[Web page and app entries]

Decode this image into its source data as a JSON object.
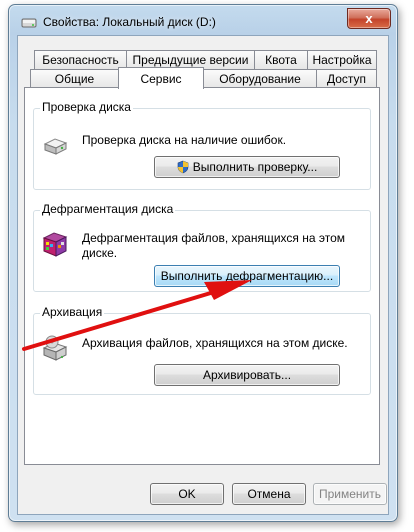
{
  "window": {
    "title": "Свойства: Локальный диск (D:)",
    "close_label": "x"
  },
  "tabs": {
    "row1": [
      "Безопасность",
      "Предыдущие версии",
      "Квота",
      "Настройка"
    ],
    "row2": [
      "Общие",
      "Сервис",
      "Оборудование",
      "Доступ"
    ],
    "active": "Сервис"
  },
  "groups": {
    "check": {
      "title": "Проверка диска",
      "description": "Проверка диска на наличие ошибок.",
      "button": "Выполнить проверку..."
    },
    "defrag": {
      "title": "Дефрагментация диска",
      "description_line1": "Дефрагментация файлов, хранящихся на этом",
      "description_line2": "диске.",
      "button": "Выполнить дефрагментацию..."
    },
    "backup": {
      "title": "Архивация",
      "description": "Архивация файлов, хранящихся на этом диске.",
      "button": "Архивировать..."
    }
  },
  "footer": {
    "ok": "OK",
    "cancel": "Отмена",
    "apply": "Применить"
  },
  "colors": {
    "annotation_arrow": "#e01010"
  }
}
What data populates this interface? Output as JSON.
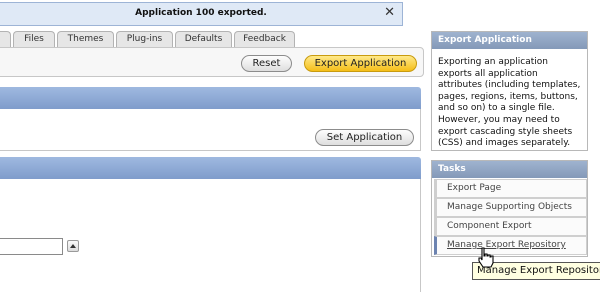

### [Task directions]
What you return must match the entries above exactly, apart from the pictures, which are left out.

### [Answer box]
Decode this image into its source data as a JSON object.
{
  "window": {
    "title": "Свойства: Локальный диск (D:)",
    "close_label": "x"
  },
  "tabs": {
    "row1": [
      "Безопасность",
      "Предыдущие версии",
      "Квота",
      "Настройка"
    ],
    "row2": [
      "Общие",
      "Сервис",
      "Оборудование",
      "Доступ"
    ],
    "active": "Сервис"
  },
  "groups": {
    "check": {
      "title": "Проверка диска",
      "description": "Проверка диска на наличие ошибок.",
      "button": "Выполнить проверку..."
    },
    "defrag": {
      "title": "Дефрагментация диска",
      "description_line1": "Дефрагментация файлов, хранящихся на этом",
      "description_line2": "диске.",
      "button": "Выполнить дефрагментацию..."
    },
    "backup": {
      "title": "Архивация",
      "description": "Архивация файлов, хранящихся на этом диске.",
      "button": "Архивировать..."
    }
  },
  "footer": {
    "ok": "OK",
    "cancel": "Отмена",
    "apply": "Применить"
  },
  "colors": {
    "annotation_arrow": "#e01010"
  }
}
What data populates this interface? Output as JSON.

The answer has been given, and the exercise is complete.